Give back the records below exactly, every one, with no pictures.

──────────

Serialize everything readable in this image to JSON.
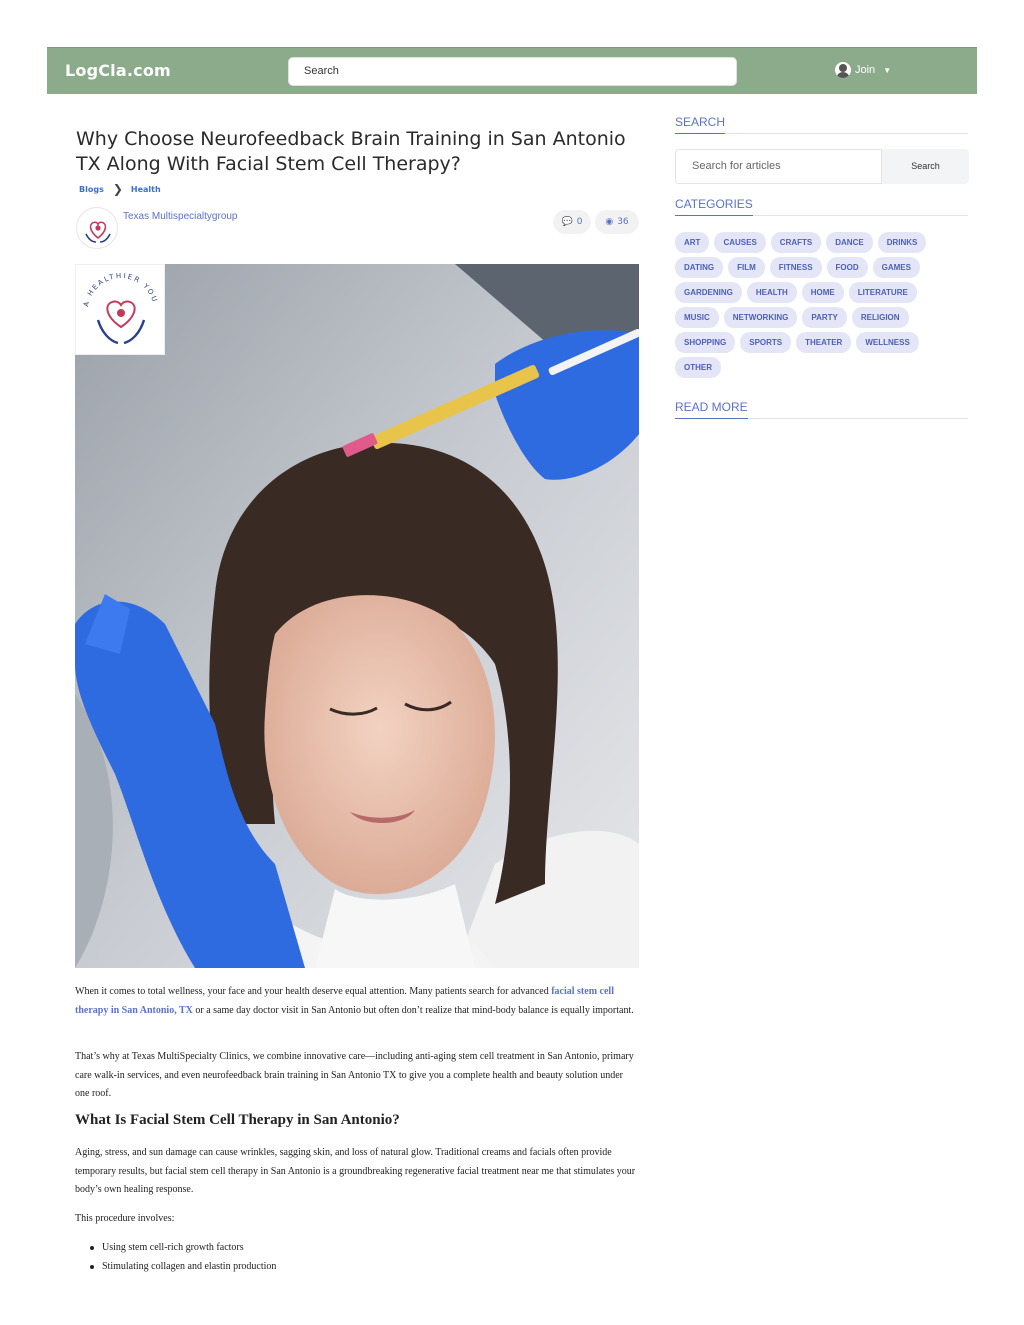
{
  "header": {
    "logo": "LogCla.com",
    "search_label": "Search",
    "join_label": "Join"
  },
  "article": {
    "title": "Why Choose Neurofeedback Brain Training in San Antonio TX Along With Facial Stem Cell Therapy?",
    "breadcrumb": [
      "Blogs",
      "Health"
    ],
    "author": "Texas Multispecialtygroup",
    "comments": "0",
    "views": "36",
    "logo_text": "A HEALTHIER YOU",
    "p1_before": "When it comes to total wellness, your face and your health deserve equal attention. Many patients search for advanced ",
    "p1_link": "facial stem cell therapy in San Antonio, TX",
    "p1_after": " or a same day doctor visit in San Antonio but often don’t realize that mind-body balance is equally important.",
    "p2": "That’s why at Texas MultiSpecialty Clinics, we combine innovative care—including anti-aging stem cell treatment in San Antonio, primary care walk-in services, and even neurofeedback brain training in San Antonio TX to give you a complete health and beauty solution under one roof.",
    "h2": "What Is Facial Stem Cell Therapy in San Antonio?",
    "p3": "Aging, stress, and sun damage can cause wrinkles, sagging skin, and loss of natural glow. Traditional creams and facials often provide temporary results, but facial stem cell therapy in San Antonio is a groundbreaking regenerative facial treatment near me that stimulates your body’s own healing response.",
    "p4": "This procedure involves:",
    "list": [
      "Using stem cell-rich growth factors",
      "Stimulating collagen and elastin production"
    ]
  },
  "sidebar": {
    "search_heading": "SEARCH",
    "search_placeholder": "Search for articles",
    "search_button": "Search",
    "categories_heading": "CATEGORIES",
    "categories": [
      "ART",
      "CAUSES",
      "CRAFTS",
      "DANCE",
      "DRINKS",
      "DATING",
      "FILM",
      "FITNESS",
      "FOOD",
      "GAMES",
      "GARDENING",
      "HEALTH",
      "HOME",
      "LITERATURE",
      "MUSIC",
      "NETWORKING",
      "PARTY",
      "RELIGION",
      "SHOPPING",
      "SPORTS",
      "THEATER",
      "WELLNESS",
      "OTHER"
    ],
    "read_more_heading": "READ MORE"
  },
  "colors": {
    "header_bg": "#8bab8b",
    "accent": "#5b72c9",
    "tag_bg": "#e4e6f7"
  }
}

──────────

## Exercise answer
Serialize everything readable in this image to JSON.
{
  "header": {
    "logo": "LogCla.com",
    "search_label": "Search",
    "join_label": "Join"
  },
  "article": {
    "title": "Why Choose Neurofeedback Brain Training in San Antonio TX Along With Facial Stem Cell Therapy?",
    "breadcrumb": [
      "Blogs",
      "Health"
    ],
    "author": "Texas Multispecialtygroup",
    "comments": "0",
    "views": "36",
    "logo_text": "A HEALTHIER YOU",
    "p1_before": "When it comes to total wellness, your face and your health deserve equal attention. Many patients search for advanced ",
    "p1_link": "facial stem cell therapy in San Antonio, TX",
    "p1_after": " or a same day doctor visit in San Antonio but often don’t realize that mind-body balance is equally important.",
    "p2": "That’s why at Texas MultiSpecialty Clinics, we combine innovative care—including anti-aging stem cell treatment in San Antonio, primary care walk-in services, and even neurofeedback brain training in San Antonio TX to give you a complete health and beauty solution under one roof.",
    "h2": "What Is Facial Stem Cell Therapy in San Antonio?",
    "p3": "Aging, stress, and sun damage can cause wrinkles, sagging skin, and loss of natural glow. Traditional creams and facials often provide temporary results, but facial stem cell therapy in San Antonio is a groundbreaking regenerative facial treatment near me that stimulates your body’s own healing response.",
    "p4": "This procedure involves:",
    "list": [
      "Using stem cell-rich growth factors",
      "Stimulating collagen and elastin production"
    ]
  },
  "sidebar": {
    "search_heading": "SEARCH",
    "search_placeholder": "Search for articles",
    "search_button": "Search",
    "categories_heading": "CATEGORIES",
    "categories": [
      "ART",
      "CAUSES",
      "CRAFTS",
      "DANCE",
      "DRINKS",
      "DATING",
      "FILM",
      "FITNESS",
      "FOOD",
      "GAMES",
      "GARDENING",
      "HEALTH",
      "HOME",
      "LITERATURE",
      "MUSIC",
      "NETWORKING",
      "PARTY",
      "RELIGION",
      "SHOPPING",
      "SPORTS",
      "THEATER",
      "WELLNESS",
      "OTHER"
    ],
    "read_more_heading": "READ MORE"
  },
  "colors": {
    "header_bg": "#8bab8b",
    "accent": "#5b72c9",
    "tag_bg": "#e4e6f7"
  }
}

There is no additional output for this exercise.